Augustine, early church Father, discovered this. Before his conversion, he was proud of his intellect and knowledge. These things held him back from believing. Only after he emptied himself of what he trusted in could God fill him with salvation.
Martin Luther, German leader of the Protestant Reformation, had a similar experience. When he entered the monastery at an early age, his purpose was to earn his salvation by piety and good works, but he experienced failure. Only after he emptied himself of all his attempts to earn salvation was God able to show him salvation was by grace and not works.
We Must Confront a Holy God
Having poverty of spirit is unnatural for individuals. The only way this can change is through a direct confrontation with a holy God.
Looking at ourselves or at others will never create poverty of spirit. The Bible says our hearts are corrupt. We are chained in sin and its destructive force. When we look at others for an example in poverty of spirit, we will find someone who is no better or who is worse than we are.
The only way to find poverty of spirit and to feel how we should about ourselves is to look at God as he revealed himself in Christ. There we find true poverty of spirit. When we do this, we learn to say as the prophet Isaiah did, “Woe is me! For I am undone, because I am a man of unclean lips, and I dwell in the midst of a people of unclean lips; for mine eyes have seen the King, the Lord of hosts” (Isaiah 6:5).

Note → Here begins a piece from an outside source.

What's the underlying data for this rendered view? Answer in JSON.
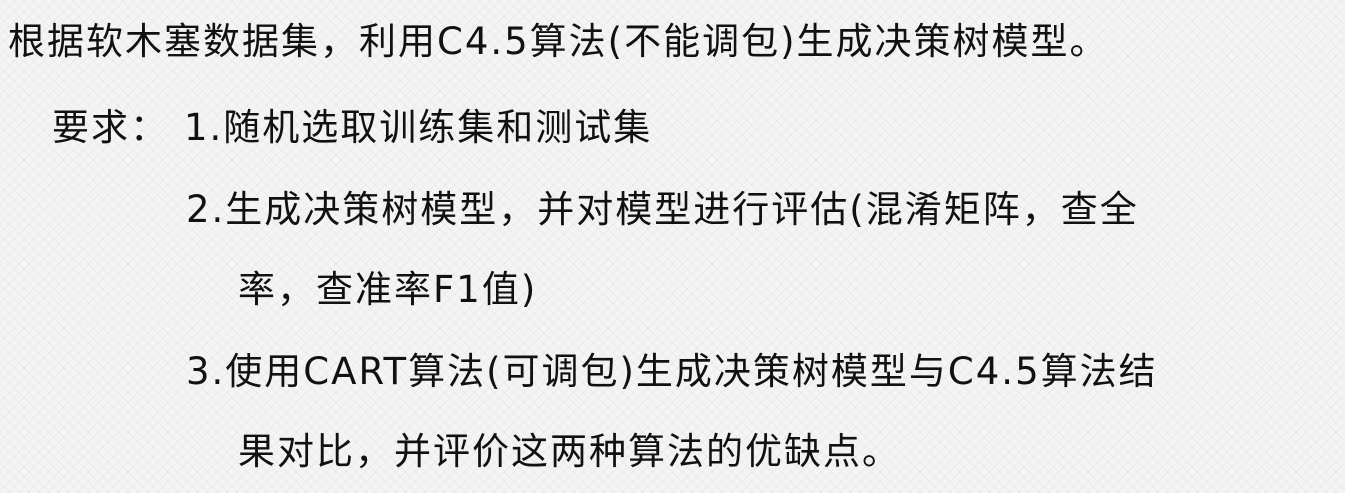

Martin Wiles is an author, pastor, English teacher, and freelance editor who resides in Greenwood, South Carolina. He is the founder and editor of the internationally recognized website, Love Lines from God (www.lovelinesfromgod.com). Wiles is the Managing Editor for Christian Devotions, the Senior Editor for Inspire a Fire, a Proof Editor for Courier Publishing, and Assistant Editor for Vinewords.net. He has also served as Web Content Editor for Lighthouse Publishing of the Carolina. Wiles has authored Don’t Just Live…Really Live (Ambassador International), A Whisper in the Woods: Quiet Escapes in a Noisy World (Ambassador International), Grits & Grace & God and Grits, Gumbo, and Going to Church (Lighthouse Publishing of the Carolinas), Morning By Morning, Morning Serenity, and Grace Greater Than Sin (America Star Books) and is a contributing author in Penned from the Heart (Son-Rise Publications), Rise (Chaplain Publishing), and Love Knots (Vine-Word Publishing). He has served as Regional Correspondent and Sunday school lesson writer for the Baptist Courier and has also written for Lifeway’s Bible Studies for Life curriculum. He has also been published in Christian Living in the Mature Years, Mature Living, Parenting Teens, Open Windows, Proclaim, Stand Firm, The Secret Place, The Word in Season, The Upper Room, The Upper Room Disciplines, Light from the Word, Reach Out Columbia, Mustard Seed Ministries, Journey Christian Newspaper, Common Ground Herald, The Quiet Hour, Power for Living, Halo Magazine, Joyful Living Magazine, Christian Broadcasting Network, Converge, Sharing, Today’s Christian Living, These Days, Plum Tree Tavern, Eskimo Pie, The Scarlet Leaf Review, Creation Illustrated, LIVE, Purpose Magazine, The Banner, Relevant, Bible Advocate, Reasons to Live, Author Magazine, and Lutheran Digest. Wiles has also written for the Bridges and Pathways Curriculum (Warner Press) and is a regular contributor to Christian Devotions, PCC Daily Devotions, Theology Mix, Inspire a Fire, The Write Conversation, Inkspirations, and VineWords and is a regular writer for the Dorchester County Eagle Record, the Orangeburg County Times and Democrat, and the Greenwood County Index Journal. Wiles has also served on faculty for the Asheville Christian Writer’s Conference. crat, and the Greenwood County Index Journal. Wiles also serves as the Managing Editor for Christian Devotions , the Senior Editor for Inspire a Fire, and as a Proof Editor for Courier Publishing. You can follow him @linesfromgod.